**ASSIGNED TASK**
Working through the lines below, return each one that holds "state".

**SUPPLIED RECORDS**
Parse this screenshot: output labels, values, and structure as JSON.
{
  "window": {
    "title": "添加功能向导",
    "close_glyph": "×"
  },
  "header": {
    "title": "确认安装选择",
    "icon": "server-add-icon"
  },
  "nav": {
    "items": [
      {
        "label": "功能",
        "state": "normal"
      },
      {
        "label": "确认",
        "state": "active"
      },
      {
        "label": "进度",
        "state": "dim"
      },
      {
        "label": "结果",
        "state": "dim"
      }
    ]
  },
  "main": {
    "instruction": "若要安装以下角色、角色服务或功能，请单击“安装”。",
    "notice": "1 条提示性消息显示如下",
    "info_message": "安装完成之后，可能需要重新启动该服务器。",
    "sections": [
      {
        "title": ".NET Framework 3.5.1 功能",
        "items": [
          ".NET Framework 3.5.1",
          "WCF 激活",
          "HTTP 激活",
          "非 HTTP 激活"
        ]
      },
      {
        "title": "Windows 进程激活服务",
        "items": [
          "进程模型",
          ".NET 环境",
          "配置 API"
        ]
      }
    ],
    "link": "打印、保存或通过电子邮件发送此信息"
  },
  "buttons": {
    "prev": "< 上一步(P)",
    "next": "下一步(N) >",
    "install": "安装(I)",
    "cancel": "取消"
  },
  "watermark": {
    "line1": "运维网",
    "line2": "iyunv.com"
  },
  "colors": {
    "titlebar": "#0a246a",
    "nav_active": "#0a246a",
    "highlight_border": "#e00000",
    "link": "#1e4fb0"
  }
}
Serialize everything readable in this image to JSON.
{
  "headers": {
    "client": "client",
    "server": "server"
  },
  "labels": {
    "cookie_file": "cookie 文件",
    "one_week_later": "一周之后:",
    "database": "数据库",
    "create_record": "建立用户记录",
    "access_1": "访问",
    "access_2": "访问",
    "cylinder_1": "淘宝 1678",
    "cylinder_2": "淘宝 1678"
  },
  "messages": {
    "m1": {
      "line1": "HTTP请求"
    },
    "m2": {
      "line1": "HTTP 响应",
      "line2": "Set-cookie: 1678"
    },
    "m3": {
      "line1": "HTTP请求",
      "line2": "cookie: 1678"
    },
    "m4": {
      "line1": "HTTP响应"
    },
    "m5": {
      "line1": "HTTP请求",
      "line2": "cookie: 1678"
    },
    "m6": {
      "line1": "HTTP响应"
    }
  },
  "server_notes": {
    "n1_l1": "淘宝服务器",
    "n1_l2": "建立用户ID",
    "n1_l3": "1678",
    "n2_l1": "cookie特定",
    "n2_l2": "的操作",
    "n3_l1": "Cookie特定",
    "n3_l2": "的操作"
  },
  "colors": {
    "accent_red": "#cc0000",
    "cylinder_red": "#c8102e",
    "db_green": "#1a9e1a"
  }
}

**EXPECTED OUTPUT**
        "state": "normal"
        "state": "active"
        "state": "dim"
        "state": "dim"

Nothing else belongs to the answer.